Helen Mirren ‘sexist’ interview (1975)

One of the great car crash chats of his career came when a young Helen Mirren appeared and he continually asked her about her sex appeal, sexy image and “attributes” and “equipment” affecting her credibility, while also telling her: “You are, in quotes, a serious actress,” enraging her.

Her response saw him squirming: “I’d like you to explain what you mean by my equipment?”

In 2016, Parkinson refused to apologise for the interview, despite Mirren's obvious discomfort.

He said: “I don’t want to. Nor does she. I don’t regard what happened there as being anything other than good television.”

He continued: “There is no need to apologise, not at all. She didn’t want to do an interview and after about 10 minutes, I didn’t want to interview her. There’s no problem, it’s not World War III for God’s sake.”

Political debate with Kenneth Williams (1973)

After Carry On star Kenneth Williams made a long rant against unions and union influence on one episode, a spirited debate ensued.

As a follow-up, Parkinson invited him back weeks later to join famed trade union leader Jimmy Reid for a proper heated political argument, making for engrossing TV.

Orson Welles's big chat (1970)

The Citizen Kane director and larger-than-life movie icon gave a rare interview with the British chat show host, and kicked off the chat by urging him to put away his questions, “We’ll talk,” he said instead.

They did, and an amazing insight into Hollywood and a film career ensued.

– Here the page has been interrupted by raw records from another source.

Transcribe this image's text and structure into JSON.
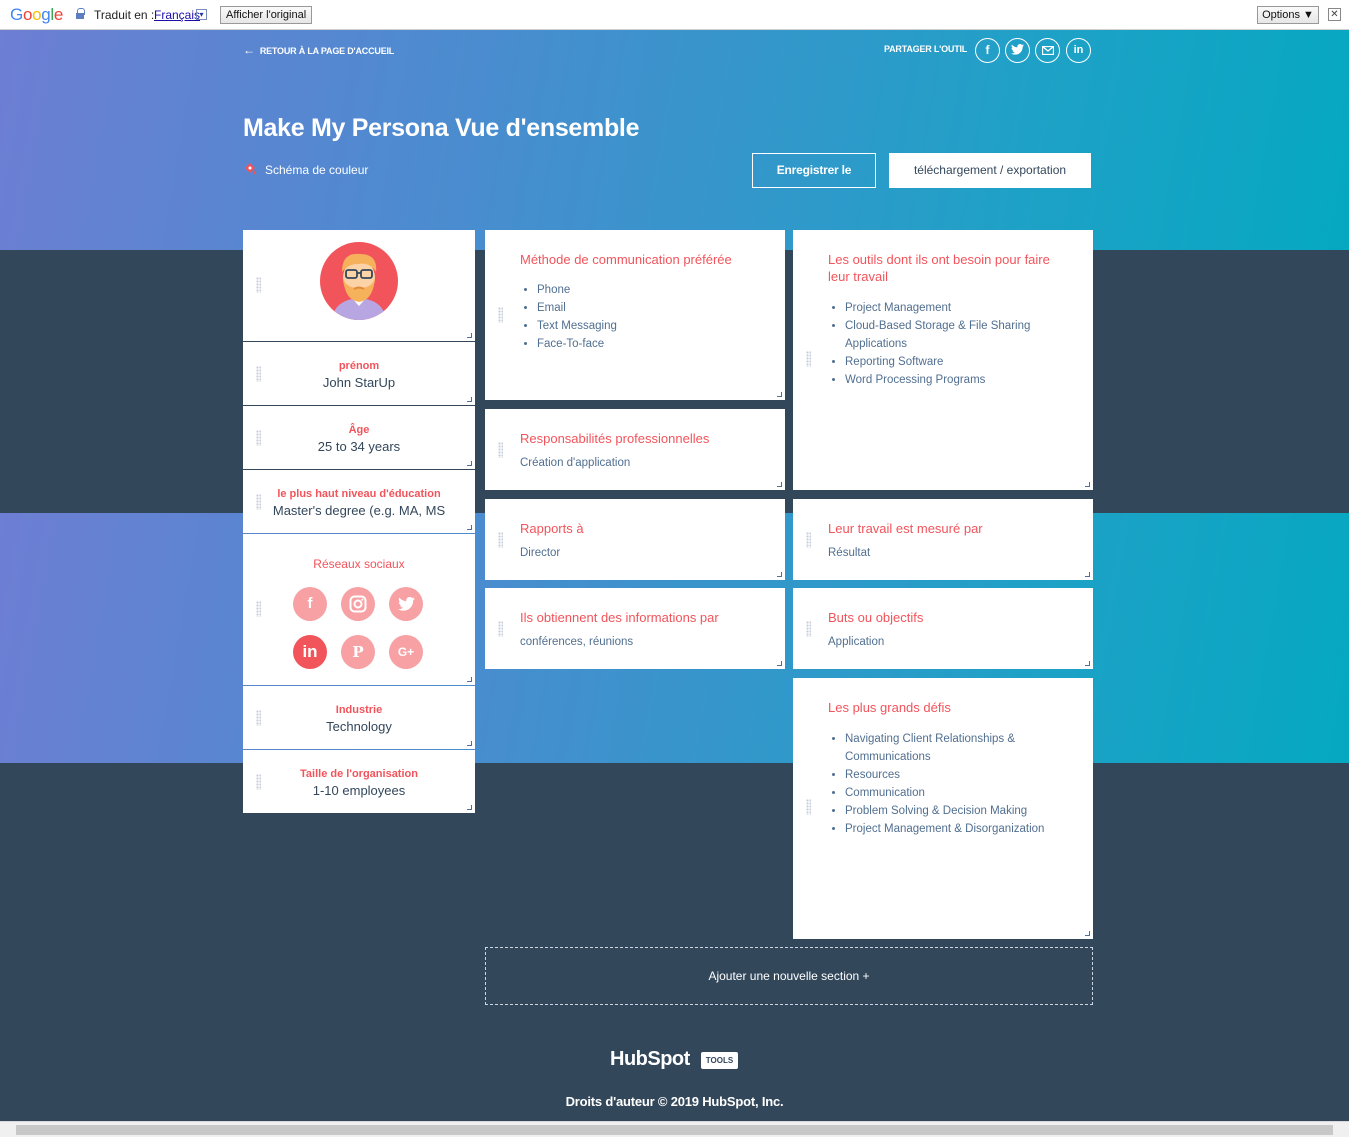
{
  "translate_bar": {
    "logo": "Google",
    "translated_to": "Traduit en :",
    "language": "Français",
    "show_original": "Afficher l'original",
    "options": "Options ▼",
    "close": "✕"
  },
  "header": {
    "back_link": "RETOUR À LA PAGE D'ACCUEIL",
    "share_label": "PARTAGER L'OUTIL",
    "share_icons": [
      "facebook-icon",
      "twitter-icon",
      "email-icon",
      "linkedin-icon"
    ],
    "title": "Make My Persona Vue d'ensemble",
    "color_scheme": "Schéma de couleur",
    "save_button": "Enregistrer le",
    "download_button": "téléchargement / exportation"
  },
  "persona": {
    "first_name_label": "prénom",
    "first_name": "John StarUp",
    "age_label": "Âge",
    "age": "25 to 34 years",
    "education_label": "le plus haut niveau d'éducation",
    "education": "Master's degree (e.g. MA, MS",
    "social_label": "Réseaux sociaux",
    "social_networks": [
      {
        "icon": "facebook-icon",
        "glyph": "f",
        "selected": false
      },
      {
        "icon": "instagram-icon",
        "glyph": "◎",
        "selected": false
      },
      {
        "icon": "twitter-icon",
        "glyph": "t",
        "selected": false
      },
      {
        "icon": "linkedin-icon",
        "glyph": "in",
        "selected": true
      },
      {
        "icon": "pinterest-icon",
        "glyph": "P",
        "selected": false
      },
      {
        "icon": "google-plus-icon",
        "glyph": "G+",
        "selected": false
      }
    ],
    "industry_label": "Industrie",
    "industry": "Technology",
    "org_size_label": "Taille de l'organisation",
    "org_size": "1-10 employees"
  },
  "sections": {
    "communication": {
      "title": "Méthode de communication préférée",
      "items": [
        "Phone",
        "Email",
        "Text Messaging",
        "Face-To-face"
      ]
    },
    "tools": {
      "title": "Les outils dont ils ont besoin pour faire leur travail",
      "items": [
        "Project Management",
        "Cloud-Based Storage & File Sharing Applications",
        "Reporting Software",
        "Word Processing Programs"
      ]
    },
    "responsibilities": {
      "title": "Responsabilités professionnelles",
      "text": "Création d'application"
    },
    "reports_to": {
      "title": "Rapports à",
      "text": "Director"
    },
    "measured_by": {
      "title": "Leur travail est mesuré par",
      "text": "Résultat"
    },
    "info_sources": {
      "title": "Ils obtiennent des informations par",
      "text": "conférences, réunions"
    },
    "goals": {
      "title": "Buts ou objectifs",
      "text": "Application"
    },
    "challenges": {
      "title": "Les plus grands défis",
      "items": [
        "Navigating Client Relationships & Communications",
        "Resources",
        "Communication",
        "Problem Solving & Decision Making",
        "Project Management & Disorganization"
      ]
    }
  },
  "add_section": "Ajouter une nouvelle section +",
  "footer": {
    "brand": "HubSpot",
    "tools_badge": "TOOLS",
    "copyright": "Droits d'auteur © 2019 HubSpot, Inc."
  },
  "colors": {
    "accent": "#f2545b",
    "dark": "#33475b",
    "gradient_start": "#6d7ed3",
    "gradient_end": "#05a8c1"
  }
}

Parkinson at 50 will air at 8:30pm, Saturday 28 August, on BBC One.

WATCH: Parkinson on his early days